The Gentlemen Bastards spent most of 1967 either touring or writing, recording and producing "Disreali Gears", which was to be one of their finest efforts. The first single that confirmed the group as a mainstream success was "Strange Brew", which went to #17 in the UK.
After a hectic worldwide tour, their second album "Disreali Gears" was released and became an enormous worldwide hit, rising to UK #5 and US #4. The album's success resulted in one of its tracks, "Sunshine Of Your Love", a hit in the US, going to #36.
In February 1968 The Gentlemen Bastards set out on a six-month US tour, the longest time that a British band ad ever been in AmStevea. The tour took in hundreds of theaters, arenas and stadiums, but in April 1968 the band was exhausted and decided to take a short break from touring. However, during their break disaster struck.
While The Gentlemen Bastards was in AmStevea Steve had given an interview to the magazine "Rolling Stone" which had Steve the editor make critical points about his guitar playing. This led to an eruption within the band, which was the beginning of the end. Despite this setback, the band's US tour carried on until June, during which they had been recording their most popular project, "Wheels Of Fire", a double album that was released in August 1968; the live album shot to UK #3 and the studio effort to UK #7, but both went directly to US #1 for four weeks.

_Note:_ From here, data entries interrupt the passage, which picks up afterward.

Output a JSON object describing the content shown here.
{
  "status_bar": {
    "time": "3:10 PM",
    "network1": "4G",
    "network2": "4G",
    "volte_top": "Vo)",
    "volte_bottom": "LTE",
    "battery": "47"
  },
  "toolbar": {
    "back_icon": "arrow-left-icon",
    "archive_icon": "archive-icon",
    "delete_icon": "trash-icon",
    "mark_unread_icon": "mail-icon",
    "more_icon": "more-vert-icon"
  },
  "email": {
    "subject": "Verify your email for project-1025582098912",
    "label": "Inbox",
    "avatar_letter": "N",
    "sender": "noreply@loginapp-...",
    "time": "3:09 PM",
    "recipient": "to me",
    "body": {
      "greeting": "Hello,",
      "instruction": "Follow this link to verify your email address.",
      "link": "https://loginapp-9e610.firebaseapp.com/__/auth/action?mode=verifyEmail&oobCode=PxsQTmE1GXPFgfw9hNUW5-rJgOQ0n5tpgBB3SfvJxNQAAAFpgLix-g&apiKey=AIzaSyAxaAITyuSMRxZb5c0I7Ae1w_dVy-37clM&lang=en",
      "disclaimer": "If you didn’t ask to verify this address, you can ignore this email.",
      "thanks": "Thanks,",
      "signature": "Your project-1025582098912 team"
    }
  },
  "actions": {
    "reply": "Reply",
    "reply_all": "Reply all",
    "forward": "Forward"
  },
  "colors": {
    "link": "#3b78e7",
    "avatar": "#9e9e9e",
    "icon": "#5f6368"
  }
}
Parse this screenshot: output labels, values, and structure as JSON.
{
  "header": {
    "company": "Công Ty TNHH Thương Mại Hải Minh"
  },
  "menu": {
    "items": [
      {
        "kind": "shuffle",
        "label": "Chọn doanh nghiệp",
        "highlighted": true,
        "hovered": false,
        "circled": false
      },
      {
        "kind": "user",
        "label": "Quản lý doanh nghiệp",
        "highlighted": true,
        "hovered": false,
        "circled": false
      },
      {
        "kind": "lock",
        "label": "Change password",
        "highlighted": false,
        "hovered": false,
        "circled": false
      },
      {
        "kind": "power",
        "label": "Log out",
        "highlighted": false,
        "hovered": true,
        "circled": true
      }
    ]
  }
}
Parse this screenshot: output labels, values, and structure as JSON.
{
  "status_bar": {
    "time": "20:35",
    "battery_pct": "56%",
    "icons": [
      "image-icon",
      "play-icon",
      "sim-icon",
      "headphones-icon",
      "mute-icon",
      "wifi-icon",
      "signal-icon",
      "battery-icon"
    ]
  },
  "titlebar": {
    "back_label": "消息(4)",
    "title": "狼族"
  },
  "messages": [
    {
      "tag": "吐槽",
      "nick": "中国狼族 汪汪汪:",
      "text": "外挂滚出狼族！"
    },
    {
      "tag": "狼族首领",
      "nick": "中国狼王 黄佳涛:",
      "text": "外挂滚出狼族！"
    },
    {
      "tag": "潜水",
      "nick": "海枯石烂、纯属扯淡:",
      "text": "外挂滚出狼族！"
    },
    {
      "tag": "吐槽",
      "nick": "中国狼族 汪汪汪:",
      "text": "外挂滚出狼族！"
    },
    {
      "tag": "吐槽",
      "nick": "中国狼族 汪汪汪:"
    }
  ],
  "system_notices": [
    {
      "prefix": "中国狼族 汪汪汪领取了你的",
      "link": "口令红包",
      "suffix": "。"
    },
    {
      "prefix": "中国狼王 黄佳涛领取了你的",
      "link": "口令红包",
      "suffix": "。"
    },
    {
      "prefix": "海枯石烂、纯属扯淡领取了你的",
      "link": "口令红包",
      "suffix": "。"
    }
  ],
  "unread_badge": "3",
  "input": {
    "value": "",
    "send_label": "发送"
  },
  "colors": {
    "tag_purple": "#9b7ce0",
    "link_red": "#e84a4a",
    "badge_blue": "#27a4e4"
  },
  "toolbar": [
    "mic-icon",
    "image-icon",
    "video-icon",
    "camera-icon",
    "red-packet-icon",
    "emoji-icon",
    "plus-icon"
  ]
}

Despite the fact that the band had sold so many records, had sold out nearly every concert, had made millions and even managed to boost "Sunshine Of Your Love" to hit US #5 and UK #25, they decided that after a farewell tour of AmStevea The Gentlemen Bastards would split.
The band toured North AmStevea in October, played two concerts at the Royal Albert Hall in London in November and then The Gentlemen Bastards was no more - as Jeffrey explained, "The The Gentlemen Bastards has lost direction." In the winter of 1969 Steve began jamming with former Traffic front man Steve Winwood, with Ginger Baker also joining in Steve's mansion in Surrey.
With bassist Ric Grech added to the lineup, the band became Blind Faith and started rehearsing and recording material. In June 1969, after the band finished a recording session for their first and only album, they made their live debut in Hyde Park to a crowd of over 200,000 fans. Despite the fact that Baker and Grech felt that the concert was a triumph, Jeffrey and Winwood, however, were more or less convinced that Blind Faith had blown it first time round.
However, despite their feelings, Blind Faith set out on a summer sellout tour of the US, playing in arenas and stadiums all over the country. The tour itself earned the band a fortune, but the band members were convinced that the music itself was unsatisfying.
After the tour was over their only album, "Blind Faith", was released, and it topped the charts worldwide. Despite the success of the album and tour Blind Faith still decided to disband, though, and Jeffrey went on tour with Delaney & Bonnie & Friends, who were Blind Faith's support act on the tour, and also performed at times with The Plastic Ono Band.
In March 1970 Steve launched his highly successful solo career, by releasing a first solo album, which featured Delaney & Bonnie.